*Requirement:* Going through the data below, tally every line where the string "生产地址" occurs, then give only the tally.

*Supplied material:*
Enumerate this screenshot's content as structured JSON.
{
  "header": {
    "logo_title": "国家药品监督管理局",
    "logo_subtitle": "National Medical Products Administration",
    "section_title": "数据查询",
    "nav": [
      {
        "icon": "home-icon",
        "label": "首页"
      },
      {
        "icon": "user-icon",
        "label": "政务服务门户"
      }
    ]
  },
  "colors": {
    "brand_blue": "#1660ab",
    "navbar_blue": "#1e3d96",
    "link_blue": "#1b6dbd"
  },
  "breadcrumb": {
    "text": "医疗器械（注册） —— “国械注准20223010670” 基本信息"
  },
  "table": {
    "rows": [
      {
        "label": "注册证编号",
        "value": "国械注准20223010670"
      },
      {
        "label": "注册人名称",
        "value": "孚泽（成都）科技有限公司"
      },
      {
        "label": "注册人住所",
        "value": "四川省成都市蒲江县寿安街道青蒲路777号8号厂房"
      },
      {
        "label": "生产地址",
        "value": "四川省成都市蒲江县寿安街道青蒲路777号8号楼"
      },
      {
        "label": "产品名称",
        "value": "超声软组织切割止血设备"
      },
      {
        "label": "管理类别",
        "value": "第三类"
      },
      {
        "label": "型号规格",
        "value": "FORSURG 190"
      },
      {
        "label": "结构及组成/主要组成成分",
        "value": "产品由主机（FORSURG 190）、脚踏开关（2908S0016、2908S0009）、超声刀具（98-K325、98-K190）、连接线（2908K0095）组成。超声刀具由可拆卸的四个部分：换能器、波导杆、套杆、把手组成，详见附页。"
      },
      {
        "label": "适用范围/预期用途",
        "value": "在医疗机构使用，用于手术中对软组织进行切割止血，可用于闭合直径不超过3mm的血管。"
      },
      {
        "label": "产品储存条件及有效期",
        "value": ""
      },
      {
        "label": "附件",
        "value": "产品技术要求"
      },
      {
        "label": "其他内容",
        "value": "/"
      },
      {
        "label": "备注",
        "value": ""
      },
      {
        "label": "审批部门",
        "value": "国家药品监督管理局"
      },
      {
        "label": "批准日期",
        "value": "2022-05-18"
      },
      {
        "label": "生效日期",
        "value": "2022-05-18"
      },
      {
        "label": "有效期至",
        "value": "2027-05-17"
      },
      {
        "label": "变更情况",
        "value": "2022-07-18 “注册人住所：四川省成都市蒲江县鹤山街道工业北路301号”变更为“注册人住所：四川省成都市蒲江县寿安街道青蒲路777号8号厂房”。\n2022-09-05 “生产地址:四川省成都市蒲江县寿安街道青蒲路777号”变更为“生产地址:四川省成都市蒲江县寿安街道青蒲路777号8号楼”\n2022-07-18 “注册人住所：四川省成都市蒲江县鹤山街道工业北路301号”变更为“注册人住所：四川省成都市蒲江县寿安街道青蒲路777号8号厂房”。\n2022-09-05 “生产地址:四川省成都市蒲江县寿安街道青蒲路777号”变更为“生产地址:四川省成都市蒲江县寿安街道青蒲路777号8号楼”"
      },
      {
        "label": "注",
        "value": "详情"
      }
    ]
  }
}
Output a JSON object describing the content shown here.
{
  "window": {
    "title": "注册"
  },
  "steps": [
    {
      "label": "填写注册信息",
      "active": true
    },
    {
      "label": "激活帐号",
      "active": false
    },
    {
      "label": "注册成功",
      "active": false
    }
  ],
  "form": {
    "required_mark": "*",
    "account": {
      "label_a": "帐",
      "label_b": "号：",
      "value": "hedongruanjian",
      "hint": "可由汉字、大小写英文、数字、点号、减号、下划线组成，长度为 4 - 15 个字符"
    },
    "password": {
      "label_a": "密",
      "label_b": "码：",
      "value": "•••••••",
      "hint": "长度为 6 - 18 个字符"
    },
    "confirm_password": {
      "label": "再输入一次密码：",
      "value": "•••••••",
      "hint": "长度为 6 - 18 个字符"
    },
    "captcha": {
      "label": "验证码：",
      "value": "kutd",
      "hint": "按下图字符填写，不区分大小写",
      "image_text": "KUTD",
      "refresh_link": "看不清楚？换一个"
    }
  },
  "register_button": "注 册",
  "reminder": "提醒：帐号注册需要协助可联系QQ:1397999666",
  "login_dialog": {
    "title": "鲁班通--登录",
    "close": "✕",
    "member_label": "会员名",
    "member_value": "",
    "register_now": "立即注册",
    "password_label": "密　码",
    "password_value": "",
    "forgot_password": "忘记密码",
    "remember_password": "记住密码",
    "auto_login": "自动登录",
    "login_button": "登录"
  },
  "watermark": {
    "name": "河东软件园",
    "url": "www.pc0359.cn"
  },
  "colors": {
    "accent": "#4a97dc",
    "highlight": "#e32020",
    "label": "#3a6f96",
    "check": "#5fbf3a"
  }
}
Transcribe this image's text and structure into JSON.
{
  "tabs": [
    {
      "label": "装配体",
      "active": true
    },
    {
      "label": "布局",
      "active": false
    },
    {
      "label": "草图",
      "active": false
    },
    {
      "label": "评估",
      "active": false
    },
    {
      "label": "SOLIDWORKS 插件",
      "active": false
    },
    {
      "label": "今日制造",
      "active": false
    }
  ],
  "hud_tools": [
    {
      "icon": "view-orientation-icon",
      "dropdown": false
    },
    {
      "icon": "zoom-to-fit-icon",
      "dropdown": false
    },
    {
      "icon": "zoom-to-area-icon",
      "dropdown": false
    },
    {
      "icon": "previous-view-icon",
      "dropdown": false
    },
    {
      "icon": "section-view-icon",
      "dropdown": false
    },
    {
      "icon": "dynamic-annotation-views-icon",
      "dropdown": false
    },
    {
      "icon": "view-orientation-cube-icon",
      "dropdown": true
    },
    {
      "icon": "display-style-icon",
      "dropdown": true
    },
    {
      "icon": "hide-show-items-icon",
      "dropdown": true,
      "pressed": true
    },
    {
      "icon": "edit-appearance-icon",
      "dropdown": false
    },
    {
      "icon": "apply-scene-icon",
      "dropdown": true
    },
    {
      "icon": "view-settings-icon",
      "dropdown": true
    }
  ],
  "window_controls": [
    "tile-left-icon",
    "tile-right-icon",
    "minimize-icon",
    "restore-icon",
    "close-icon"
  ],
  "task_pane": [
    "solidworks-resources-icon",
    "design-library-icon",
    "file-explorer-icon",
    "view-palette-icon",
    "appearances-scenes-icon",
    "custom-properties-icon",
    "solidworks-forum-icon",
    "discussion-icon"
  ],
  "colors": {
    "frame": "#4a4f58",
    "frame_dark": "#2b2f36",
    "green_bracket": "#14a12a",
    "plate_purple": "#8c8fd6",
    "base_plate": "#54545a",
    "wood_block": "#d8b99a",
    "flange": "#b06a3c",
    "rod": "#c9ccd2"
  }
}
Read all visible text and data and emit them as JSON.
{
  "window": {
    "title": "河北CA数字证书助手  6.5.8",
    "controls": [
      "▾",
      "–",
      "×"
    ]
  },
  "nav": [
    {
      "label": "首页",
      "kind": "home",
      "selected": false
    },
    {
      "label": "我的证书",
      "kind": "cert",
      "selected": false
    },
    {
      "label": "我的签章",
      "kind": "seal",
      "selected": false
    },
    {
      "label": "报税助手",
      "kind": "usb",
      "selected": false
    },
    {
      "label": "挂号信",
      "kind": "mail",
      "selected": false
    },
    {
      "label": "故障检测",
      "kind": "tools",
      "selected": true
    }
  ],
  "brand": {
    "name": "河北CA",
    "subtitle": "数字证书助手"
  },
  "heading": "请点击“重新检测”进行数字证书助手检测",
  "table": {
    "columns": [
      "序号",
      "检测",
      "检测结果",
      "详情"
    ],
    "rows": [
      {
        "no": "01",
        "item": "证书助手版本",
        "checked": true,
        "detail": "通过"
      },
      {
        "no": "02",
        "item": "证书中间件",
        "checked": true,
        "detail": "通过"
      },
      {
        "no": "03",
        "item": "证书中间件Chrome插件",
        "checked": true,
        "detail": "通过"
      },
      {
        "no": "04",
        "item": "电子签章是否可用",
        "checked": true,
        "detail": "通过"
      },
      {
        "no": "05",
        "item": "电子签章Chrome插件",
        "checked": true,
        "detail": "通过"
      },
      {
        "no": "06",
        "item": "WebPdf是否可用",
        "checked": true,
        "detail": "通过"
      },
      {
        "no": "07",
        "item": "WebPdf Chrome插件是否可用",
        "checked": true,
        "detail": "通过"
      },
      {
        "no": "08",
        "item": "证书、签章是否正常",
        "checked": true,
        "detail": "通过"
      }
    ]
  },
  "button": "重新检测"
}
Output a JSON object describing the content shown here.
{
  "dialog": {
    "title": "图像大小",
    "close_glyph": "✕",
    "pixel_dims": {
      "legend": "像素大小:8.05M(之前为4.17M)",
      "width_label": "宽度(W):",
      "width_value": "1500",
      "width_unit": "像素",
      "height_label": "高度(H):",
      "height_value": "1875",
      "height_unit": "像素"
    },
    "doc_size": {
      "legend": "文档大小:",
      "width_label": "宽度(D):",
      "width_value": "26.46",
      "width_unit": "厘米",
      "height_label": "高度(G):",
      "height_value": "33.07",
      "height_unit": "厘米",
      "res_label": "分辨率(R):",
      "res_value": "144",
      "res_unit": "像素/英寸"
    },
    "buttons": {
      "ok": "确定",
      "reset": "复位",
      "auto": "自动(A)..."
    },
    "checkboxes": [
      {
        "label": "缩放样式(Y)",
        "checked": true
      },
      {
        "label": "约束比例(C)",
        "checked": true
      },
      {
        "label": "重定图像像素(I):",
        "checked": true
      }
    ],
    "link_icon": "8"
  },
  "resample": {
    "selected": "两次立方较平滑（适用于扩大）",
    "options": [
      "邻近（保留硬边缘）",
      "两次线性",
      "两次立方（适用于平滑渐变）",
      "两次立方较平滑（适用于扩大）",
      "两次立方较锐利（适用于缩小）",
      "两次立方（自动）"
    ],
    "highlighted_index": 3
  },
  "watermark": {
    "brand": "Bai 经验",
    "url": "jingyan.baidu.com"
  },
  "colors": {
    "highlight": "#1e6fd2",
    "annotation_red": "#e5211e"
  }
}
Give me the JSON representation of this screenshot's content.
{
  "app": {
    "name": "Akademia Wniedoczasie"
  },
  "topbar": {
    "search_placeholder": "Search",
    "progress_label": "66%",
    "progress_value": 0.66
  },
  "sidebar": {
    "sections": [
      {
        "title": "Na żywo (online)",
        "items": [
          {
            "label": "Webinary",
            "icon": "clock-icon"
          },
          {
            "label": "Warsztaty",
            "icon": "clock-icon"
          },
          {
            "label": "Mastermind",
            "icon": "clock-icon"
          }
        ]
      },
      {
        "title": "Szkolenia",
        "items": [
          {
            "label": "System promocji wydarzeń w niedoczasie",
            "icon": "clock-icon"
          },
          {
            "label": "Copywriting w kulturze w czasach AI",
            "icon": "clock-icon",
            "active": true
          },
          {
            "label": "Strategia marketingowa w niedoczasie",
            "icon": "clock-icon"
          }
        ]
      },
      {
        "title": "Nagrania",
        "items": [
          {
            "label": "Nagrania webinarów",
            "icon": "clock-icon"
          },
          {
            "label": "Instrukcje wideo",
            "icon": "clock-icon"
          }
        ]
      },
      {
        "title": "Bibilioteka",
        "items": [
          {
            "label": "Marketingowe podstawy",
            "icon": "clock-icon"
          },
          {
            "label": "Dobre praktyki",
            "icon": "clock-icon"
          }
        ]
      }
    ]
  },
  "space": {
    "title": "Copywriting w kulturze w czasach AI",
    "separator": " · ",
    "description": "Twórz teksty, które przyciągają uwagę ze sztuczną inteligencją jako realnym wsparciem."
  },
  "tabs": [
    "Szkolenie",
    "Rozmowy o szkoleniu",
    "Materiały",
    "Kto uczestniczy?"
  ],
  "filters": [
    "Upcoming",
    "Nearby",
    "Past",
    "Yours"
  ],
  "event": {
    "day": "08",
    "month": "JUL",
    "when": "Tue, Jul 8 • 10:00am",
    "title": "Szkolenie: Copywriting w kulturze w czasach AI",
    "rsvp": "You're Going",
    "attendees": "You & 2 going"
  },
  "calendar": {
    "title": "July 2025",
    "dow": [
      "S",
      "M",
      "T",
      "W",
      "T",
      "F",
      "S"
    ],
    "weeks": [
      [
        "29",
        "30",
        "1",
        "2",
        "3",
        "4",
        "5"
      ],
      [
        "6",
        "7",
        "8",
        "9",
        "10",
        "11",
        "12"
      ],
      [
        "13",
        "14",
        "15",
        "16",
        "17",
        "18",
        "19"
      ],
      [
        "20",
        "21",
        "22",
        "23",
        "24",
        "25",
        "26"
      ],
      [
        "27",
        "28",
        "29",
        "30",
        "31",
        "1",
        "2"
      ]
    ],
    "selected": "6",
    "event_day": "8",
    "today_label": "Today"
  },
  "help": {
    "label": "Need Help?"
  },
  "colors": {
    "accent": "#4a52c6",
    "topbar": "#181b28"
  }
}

*Output below:* 2